Smoke & Mirrors: An Interview with Janika Oza

by Nicole Rivas Read the Story September 17, 2018

For such brief prose, this story is as once intimate and hugely resonant. How did you conceive of “Gathered Family” as a piece of flash?

I wrote this piece with a beginning and ending in mind and no conception of how long the middle would be. As I was writing, I felt like I could say what I wanted to through a collection of moments and memories filling it out. I think the story is grounded in those smaller details—of what it’s like when a family gets together and how there can be this intimacy without even knowing each other’s names—but it also speaks to something larger, the journeys we make to get here and the unspoken bonds that connect us. The idea of home is both immediate and vast, which is what I was trying to get at in this piece.
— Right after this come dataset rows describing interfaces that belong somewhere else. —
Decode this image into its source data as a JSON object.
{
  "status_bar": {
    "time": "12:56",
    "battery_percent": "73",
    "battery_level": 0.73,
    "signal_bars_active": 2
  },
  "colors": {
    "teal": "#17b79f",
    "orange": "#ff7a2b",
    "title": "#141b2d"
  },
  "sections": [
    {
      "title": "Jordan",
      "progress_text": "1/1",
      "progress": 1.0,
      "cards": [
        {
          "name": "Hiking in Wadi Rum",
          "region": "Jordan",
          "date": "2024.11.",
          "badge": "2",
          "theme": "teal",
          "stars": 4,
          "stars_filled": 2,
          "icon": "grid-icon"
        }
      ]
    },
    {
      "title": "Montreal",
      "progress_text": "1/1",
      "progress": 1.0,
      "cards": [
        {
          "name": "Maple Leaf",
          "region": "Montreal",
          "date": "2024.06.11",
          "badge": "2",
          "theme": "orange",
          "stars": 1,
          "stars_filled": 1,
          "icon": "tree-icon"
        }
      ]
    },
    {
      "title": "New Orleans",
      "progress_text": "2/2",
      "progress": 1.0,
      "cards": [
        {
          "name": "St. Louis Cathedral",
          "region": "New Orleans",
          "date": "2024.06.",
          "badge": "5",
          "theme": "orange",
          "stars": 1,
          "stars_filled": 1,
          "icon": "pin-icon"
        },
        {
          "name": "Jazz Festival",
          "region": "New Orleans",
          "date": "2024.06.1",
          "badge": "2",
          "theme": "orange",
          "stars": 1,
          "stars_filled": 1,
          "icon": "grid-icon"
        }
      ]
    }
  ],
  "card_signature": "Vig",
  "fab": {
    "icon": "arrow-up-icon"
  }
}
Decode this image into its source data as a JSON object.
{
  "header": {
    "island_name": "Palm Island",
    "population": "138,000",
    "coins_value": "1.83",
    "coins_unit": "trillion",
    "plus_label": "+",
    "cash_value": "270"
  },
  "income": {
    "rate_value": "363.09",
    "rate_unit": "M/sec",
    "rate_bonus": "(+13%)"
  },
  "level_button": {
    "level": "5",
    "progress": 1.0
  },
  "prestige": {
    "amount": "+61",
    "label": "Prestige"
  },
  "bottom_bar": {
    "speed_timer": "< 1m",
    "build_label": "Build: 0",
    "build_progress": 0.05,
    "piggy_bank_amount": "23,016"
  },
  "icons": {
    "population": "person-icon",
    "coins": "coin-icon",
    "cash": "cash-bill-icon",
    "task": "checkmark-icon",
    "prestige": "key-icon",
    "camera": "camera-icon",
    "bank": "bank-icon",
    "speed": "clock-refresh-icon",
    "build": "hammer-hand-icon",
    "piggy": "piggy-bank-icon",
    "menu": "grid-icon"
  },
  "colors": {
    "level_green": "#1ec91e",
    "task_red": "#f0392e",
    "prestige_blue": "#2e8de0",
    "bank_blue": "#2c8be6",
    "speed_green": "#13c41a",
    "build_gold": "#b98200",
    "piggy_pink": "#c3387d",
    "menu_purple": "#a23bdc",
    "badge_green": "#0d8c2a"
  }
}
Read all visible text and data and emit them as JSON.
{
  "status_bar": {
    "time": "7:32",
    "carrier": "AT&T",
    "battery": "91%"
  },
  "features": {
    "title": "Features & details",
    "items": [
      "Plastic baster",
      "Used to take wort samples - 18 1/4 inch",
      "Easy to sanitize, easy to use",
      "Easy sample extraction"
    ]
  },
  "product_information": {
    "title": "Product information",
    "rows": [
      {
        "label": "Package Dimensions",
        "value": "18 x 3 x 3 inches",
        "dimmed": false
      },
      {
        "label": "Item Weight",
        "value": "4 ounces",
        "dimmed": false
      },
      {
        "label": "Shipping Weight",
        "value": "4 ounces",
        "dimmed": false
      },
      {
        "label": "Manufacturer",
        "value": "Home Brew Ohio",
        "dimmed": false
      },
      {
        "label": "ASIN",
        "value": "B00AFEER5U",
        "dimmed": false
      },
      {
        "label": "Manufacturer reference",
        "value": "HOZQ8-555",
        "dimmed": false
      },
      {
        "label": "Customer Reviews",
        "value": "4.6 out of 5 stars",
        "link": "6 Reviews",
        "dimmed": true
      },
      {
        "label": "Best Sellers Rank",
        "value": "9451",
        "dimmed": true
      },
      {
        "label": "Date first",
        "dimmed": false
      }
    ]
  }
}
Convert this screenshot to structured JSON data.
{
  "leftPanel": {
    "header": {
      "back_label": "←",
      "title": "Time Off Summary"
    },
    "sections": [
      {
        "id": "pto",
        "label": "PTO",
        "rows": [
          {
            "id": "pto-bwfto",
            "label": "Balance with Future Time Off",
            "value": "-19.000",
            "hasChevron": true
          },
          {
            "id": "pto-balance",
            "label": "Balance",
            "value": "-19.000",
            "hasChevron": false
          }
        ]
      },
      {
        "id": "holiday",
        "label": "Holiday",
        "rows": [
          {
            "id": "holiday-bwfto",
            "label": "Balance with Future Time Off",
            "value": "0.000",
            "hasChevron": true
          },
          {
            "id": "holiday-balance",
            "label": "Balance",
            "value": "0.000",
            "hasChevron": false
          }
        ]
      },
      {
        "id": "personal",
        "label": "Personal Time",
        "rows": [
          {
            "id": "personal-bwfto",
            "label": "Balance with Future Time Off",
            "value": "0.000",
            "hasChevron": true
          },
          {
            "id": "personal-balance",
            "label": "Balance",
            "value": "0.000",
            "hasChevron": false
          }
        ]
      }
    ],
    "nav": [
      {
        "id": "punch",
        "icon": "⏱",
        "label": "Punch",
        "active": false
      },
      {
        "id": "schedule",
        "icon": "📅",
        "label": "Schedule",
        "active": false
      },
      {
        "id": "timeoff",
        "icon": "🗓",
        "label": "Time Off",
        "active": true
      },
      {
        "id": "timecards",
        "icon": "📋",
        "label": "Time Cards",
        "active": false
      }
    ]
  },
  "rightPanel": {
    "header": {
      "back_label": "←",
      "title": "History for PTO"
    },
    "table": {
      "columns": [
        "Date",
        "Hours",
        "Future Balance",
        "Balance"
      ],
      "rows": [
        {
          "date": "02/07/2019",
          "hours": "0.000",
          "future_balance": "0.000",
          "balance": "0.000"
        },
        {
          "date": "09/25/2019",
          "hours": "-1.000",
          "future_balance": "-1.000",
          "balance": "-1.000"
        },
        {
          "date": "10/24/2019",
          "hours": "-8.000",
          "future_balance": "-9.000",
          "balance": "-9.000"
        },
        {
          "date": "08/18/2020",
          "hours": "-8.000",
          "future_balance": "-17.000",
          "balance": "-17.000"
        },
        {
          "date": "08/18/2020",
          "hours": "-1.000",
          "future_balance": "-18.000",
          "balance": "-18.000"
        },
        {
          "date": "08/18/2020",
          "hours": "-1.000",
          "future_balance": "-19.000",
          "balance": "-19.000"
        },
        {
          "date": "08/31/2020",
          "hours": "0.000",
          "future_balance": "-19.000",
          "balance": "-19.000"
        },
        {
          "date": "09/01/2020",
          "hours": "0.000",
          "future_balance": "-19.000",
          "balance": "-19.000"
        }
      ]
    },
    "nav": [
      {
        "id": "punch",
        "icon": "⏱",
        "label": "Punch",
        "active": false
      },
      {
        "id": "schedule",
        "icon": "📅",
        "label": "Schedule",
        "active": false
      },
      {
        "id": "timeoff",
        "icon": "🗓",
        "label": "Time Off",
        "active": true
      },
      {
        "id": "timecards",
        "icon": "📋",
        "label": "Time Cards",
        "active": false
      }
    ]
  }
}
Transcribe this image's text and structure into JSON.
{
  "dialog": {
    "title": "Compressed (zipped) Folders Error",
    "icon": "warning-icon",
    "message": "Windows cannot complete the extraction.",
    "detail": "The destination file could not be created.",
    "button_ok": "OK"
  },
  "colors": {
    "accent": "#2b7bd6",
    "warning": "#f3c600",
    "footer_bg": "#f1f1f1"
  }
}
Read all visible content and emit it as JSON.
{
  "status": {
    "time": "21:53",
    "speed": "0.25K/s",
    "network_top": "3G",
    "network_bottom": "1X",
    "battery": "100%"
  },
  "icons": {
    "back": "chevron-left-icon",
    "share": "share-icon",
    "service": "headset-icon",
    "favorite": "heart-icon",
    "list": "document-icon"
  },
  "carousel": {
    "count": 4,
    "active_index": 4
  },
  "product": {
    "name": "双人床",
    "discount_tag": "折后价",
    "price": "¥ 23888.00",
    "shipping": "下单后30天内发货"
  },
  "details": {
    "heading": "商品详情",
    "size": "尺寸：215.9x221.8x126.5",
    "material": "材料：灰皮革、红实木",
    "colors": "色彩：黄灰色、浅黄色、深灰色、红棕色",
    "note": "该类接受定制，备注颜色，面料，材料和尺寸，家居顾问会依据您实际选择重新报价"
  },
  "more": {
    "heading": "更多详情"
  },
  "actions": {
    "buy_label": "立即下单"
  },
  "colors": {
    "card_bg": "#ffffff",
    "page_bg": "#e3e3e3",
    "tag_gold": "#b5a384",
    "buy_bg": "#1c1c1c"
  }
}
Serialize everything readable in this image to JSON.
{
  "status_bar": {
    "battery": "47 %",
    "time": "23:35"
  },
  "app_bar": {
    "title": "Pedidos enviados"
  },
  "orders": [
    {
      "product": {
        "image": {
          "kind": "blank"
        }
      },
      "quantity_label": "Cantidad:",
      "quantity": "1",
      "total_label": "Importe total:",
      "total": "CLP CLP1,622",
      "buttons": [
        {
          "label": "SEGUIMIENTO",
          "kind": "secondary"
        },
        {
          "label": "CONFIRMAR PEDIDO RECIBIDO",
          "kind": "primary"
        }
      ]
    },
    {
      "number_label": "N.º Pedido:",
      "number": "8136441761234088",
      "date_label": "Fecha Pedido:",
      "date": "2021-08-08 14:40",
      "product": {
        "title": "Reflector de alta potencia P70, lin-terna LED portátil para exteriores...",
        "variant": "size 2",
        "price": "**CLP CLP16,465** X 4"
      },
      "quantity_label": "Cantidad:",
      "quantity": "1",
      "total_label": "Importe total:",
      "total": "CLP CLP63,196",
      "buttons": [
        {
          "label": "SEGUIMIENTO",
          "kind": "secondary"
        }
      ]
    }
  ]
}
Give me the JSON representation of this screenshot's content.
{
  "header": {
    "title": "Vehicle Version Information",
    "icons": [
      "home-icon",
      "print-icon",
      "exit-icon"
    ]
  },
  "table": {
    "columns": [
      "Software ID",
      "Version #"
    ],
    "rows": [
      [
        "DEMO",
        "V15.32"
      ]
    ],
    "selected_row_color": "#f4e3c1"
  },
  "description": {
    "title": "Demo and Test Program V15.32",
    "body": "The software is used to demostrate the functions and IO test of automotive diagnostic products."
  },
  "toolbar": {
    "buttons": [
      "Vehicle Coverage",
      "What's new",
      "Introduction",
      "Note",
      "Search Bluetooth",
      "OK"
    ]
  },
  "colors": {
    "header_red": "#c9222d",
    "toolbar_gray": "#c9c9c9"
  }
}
I enjoy the concept of the interloper in this story—Carl is an outsider at this familial junction, but the narrator’s family members might be read this way as well—and the contrast of reader as interloper versus reader as implicated character. What led to writing this story in the second person?

I used second person in this piece to bring the reader into the story, to close the distance between outside and inside and make the reader feel as if they’re part of the family gathering, another character in the story. I wanted to create a sense of closeness, mirroring the subject and settings of the story, and I liked the idea of pulling the reader right into it and having them travel through space and memories with the narrator. I wanted to invite the reader in, to allow this experience to become their own rather than that of some distant person, and to have that experience be one that is full of urgency and sensory details and emotion.

I find myself clinging to the buildup of this story’s end and the long, momentous sentence that concludes it. When writing, how do you know when and how to end a story?

I kept adding to that last sentence until I felt satisfied. I think that’s how I treat endings in general—I don’t have an exact idea planned out, but I have a feeling that I want to end on and that I want the reader to be left with. And it’s just about writing until the point that I can get to that feeling, until the feeling translates onto the page.

How does “Gathered Family” speak to your own personal and writerly questions, concerns, and obsessions?

I write often about migration and identity and place and displacement and the idea of home and family, whether inherited or chosen. I write stories that center my people, and I write what feels both important and close to me. I’m interested in the idea of heritage, how we each carry these stories/places/times/memories/people that shape the way we experience the world. I was exploring these ideas as I wrote “Gathered Family”—how all these individuals with their own experiences and identities can come together and still have something greater binding them, the power of the collective. Beneath these themes, I think I’m always writing about empathy, about these small humanizing moments or the ways that big changes and events play out in everyday relationships. I guess you could say I’m obsessed with the minute, the little details and nuances that can take something distant and make it personal. Even the smallest details can hold so much significance.

Lately, I’ve been writing in this kind of vignette form, pulling together small moments, observations, or words that work together to say something larger. It’s not really a conscious choice, just something that’s been showing up in my writing again and again.

What are you working on now, either in terms of writing or other forms of expression?

I don’t regularly write flash fiction, but sometimes I sit down to write and that’s what comes out. I’m actually working on something very different to flash right now—a novel. It’s a long, long process that’s pulling me deep into the world of research and family history, but I love the process of working on a big project that feels both personal and important for me to write. It can be a challenge to keep working at it, though, which is probably why I write smaller pieces at the same time. I’m working on some essays around food and diaspora and some shorter fiction. And I’ll most likely find myself back writing more flash, because it’s very satisfying to write a whole draft of something in one sitting.

About the Author:

Janika Oza is a writer and educator based in Toronto. Her work appears in The Ethnic Aisle, Looseleaf Magazine, Homonym Journal, and Ricepaper Magazine, among others, and she is a VONA/Voices Fellow.

About the Interviewer:

Nicole Rivas lives in Savannah, Georgia, and holds an MFA in Creative Writing from the University of Alabama. Her chapbook of flash fiction, A Bright and Pleading Dagger, was the winner of the Rose Metal Press 12th Annual Short Short Chapbook Contest.

About the Artist:

Find more photography by Ahmad Odeh at Unsplash.